9. Good payers are called deadbeats!
Deadbeat – it’s what credit card companies call those folks who are responsible and pay off the balance each month. They don’t like those people, not one bit. That’s because they make little to no money off of them. No, credit card companies like you to carry a nice hefty balance and pay only the minimum each month. If you’re one of those people, known as ‘revolvers’, you’re part of the crowd that contributes roughly 90% of the credit card company’s income. What a crazy upside-down world credit is.
10. You can demand, and get, a better deal.

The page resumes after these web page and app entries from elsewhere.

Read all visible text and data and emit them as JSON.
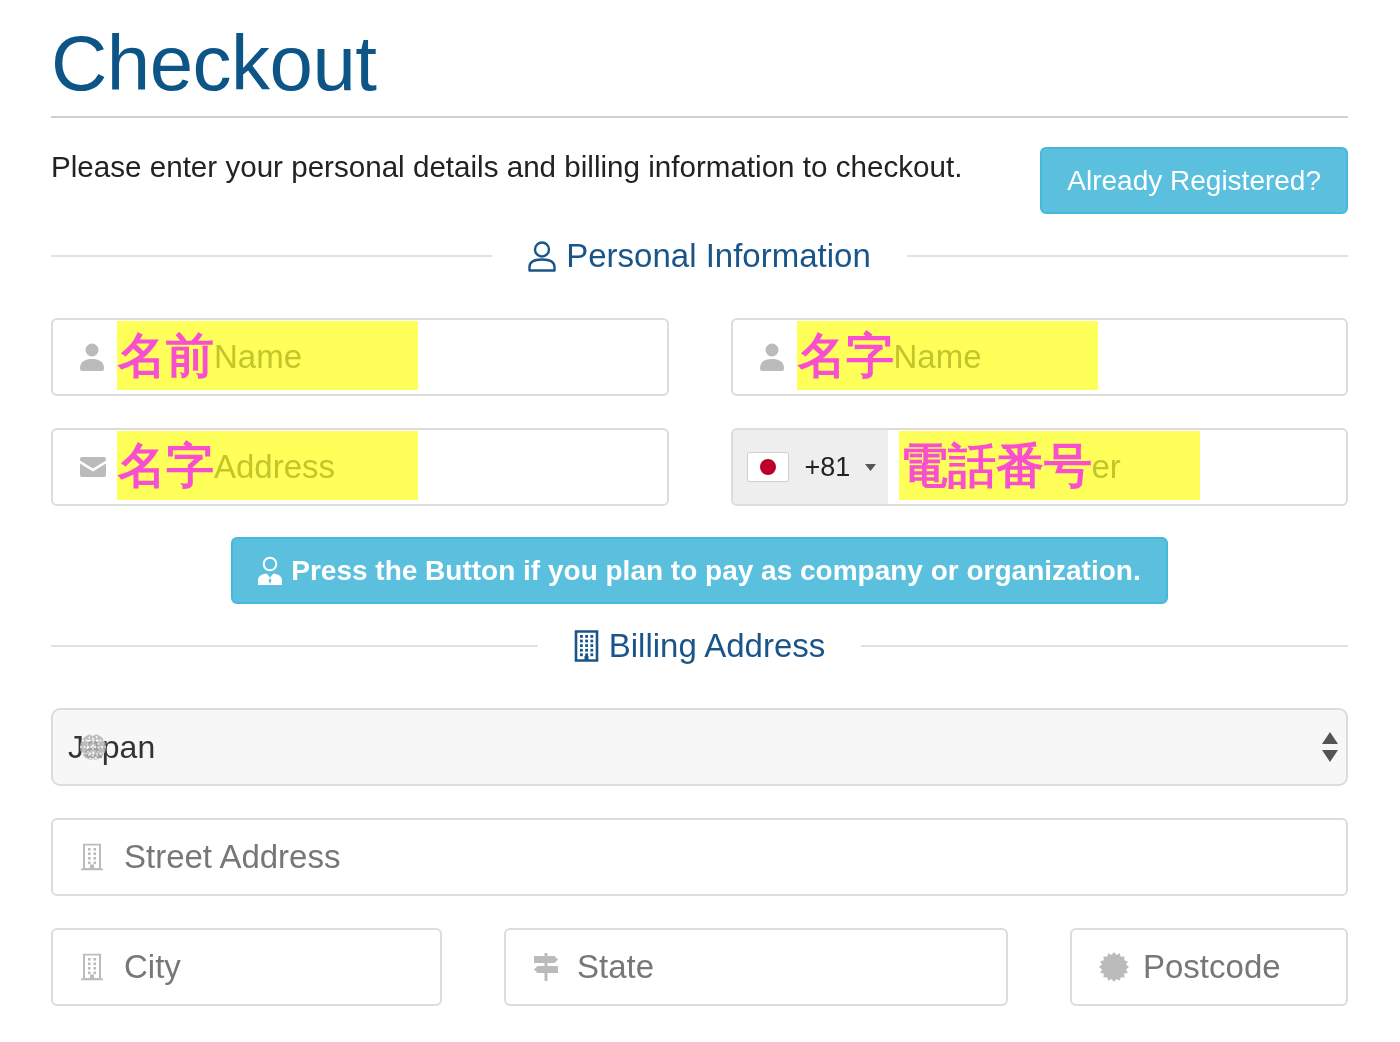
{
  "title": "Checkout",
  "intro": {
    "text": "Please enter your personal details and billing information to checkout.",
    "button": "Already Registered?"
  },
  "personal_section": {
    "heading": "Personal Information",
    "fields": [
      {
        "kind": "name",
        "placeholder": "Name",
        "annotation": "名前"
      },
      {
        "kind": "name",
        "placeholder": "Name",
        "annotation": "名字"
      },
      {
        "kind": "email",
        "placeholder": "Address",
        "annotation": "名字"
      },
      {
        "kind": "phone",
        "country_code": "+81",
        "placeholder": "er",
        "annotation": "電話番号"
      }
    ]
  },
  "company_button": "Press the Button if you plan to pay as company or organization.",
  "billing_section": {
    "heading": "Billing Address",
    "country_select": {
      "value": "Japan"
    },
    "fields": [
      {
        "kind": "street",
        "placeholder": "Street Address"
      },
      {
        "kind": "city",
        "placeholder": "City"
      },
      {
        "kind": "state",
        "placeholder": "State"
      },
      {
        "kind": "postcode",
        "placeholder": "Postcode"
      }
    ]
  }
}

APR too high? Hate the annual fee? Want a longer grace period? It turns out your credit card company may just have to do your bidding. See, the fees they charge are not considered a necessary cost of doing business, so you can request, firmly, that they be reduced or eliminated. Now, imagine what would happen if we all did that? No wonder they want that one kept secret. And remember, if all else fails, find a lower cost APR card and transfer your balance. You have at least that going for you.
That’s the scoop, folks. If you happen to be in spiraling credit card debt, there are places you can go to for help. PBS has a great list of resources right here. I also recommend the Weblog on Finance and Business as another good resource. Check them out, some great articles and advice here. And from now on, I hope you all look a whole lot closer at that handy piece of plastic in your wallet. It’s far more ominous than it first looks. Pleasant dreams everyone.